The Renaissance Society, the non-collecting museum on the fourth floor of Cobb Hall, has undergone many transformations in its more than century-long existence.Begun in 1915 at the University of Chicago to “stimulate study of the art of the present time,” the museum became one of the country’s most important contemporary arts institutions, featuring works by Gaugin, Matisse, Picasso and Calder. In the last half-century, it has premiered projects by prominent artists, including future UChicago faculty Jessica Stockholder and William Pope.L.
Today, its reputation for ambitious exhibitions has made it a destination for artists seeking to experiment and have their work seen on a global scale. Among the recent successes are works featured at the Museum of Modern Art in New York, the Tate Modern in London and the Art Institute of Chicago.
“We give artists a chance to produce new work,” said Solveig Øvstebø, the Renaissance Society’s executive director and chief curator since 2013. “We are so happy to see that the artworks often go on to live their lives in other institutions and museums, where they are encountered by even more audiences.”
“Our faith in artists and their ideas means that our work plays a unique and vital role in the field of contemporary art and the broader cultural landscape.”Solveig Øvstebø, executive director of the Renaissance Society
B. Ingrid Olson is a Chicago-based artist who benefitted from the chance to experiment. Several pieces from her recent exhibition at the Renaissance Society were purchased by the Museum of Modern Art in New York City after a MOMA curator to see her show at UChicago.

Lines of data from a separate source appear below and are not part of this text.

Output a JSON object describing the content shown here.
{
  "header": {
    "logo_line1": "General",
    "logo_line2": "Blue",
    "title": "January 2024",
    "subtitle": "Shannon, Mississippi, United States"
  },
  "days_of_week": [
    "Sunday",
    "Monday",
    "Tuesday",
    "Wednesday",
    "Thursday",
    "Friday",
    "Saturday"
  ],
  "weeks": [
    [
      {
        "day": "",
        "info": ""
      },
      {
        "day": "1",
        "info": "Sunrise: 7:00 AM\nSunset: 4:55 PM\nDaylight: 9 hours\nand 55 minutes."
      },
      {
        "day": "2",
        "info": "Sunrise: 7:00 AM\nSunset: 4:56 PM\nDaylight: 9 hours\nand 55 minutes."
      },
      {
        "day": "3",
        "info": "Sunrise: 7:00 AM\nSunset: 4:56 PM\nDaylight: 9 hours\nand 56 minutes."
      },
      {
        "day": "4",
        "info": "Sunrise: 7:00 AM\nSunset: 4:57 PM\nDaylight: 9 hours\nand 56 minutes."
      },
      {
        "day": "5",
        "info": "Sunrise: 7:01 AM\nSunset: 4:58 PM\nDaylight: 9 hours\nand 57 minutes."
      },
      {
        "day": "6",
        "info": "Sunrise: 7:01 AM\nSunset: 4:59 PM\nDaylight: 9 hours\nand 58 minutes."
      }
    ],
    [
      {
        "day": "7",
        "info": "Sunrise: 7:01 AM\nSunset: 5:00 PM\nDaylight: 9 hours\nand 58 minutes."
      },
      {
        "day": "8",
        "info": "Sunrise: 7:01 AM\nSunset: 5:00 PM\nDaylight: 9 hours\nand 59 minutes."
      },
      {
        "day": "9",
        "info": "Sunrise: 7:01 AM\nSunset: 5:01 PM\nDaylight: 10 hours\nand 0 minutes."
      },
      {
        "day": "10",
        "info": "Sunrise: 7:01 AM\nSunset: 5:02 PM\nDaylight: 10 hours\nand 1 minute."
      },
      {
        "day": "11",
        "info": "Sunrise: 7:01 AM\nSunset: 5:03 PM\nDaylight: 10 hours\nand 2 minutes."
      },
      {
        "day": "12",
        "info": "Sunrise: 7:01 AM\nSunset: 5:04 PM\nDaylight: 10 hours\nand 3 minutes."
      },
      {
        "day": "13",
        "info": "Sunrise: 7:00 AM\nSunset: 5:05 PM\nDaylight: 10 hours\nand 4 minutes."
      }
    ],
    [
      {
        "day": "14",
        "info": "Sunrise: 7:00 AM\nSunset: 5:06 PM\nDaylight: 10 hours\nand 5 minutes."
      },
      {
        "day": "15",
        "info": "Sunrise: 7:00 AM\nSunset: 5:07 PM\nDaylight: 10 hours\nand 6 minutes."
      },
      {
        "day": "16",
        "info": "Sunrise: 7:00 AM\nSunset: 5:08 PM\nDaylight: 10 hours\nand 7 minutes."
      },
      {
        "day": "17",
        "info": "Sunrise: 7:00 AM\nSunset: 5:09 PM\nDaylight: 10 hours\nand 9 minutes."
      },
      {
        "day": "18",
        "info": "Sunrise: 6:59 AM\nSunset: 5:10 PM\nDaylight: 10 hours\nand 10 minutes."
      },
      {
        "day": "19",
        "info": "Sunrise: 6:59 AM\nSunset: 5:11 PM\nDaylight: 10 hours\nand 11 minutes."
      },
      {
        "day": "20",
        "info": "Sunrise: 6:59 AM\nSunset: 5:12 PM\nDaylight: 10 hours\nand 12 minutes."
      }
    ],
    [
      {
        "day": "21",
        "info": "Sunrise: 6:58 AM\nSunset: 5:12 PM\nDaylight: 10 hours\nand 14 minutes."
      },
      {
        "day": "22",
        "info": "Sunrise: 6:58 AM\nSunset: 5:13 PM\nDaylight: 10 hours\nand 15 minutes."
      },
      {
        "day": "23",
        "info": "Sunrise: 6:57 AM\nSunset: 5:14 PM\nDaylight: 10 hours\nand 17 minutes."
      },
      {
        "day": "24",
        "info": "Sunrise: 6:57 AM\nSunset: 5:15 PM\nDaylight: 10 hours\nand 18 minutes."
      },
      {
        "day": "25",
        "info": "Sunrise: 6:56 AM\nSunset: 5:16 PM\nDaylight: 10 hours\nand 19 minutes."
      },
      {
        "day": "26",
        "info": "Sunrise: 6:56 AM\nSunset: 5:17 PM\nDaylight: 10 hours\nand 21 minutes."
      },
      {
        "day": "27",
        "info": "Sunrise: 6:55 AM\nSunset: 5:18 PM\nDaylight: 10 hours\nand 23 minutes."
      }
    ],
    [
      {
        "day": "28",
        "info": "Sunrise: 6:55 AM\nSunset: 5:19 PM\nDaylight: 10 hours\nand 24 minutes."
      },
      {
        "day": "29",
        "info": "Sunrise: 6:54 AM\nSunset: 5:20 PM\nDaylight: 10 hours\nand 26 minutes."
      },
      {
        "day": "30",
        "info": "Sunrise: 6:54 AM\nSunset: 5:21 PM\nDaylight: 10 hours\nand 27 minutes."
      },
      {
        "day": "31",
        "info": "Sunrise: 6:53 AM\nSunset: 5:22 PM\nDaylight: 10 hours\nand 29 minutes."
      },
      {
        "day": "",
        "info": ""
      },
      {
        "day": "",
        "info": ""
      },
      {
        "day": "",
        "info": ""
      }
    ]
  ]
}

Olson, who first visited the Renaissance Society as an art student while at School of the Art Institute of Chicago in 2008, said the support and exposure she received were instrumental in developing her recent project.
“I had the option to show …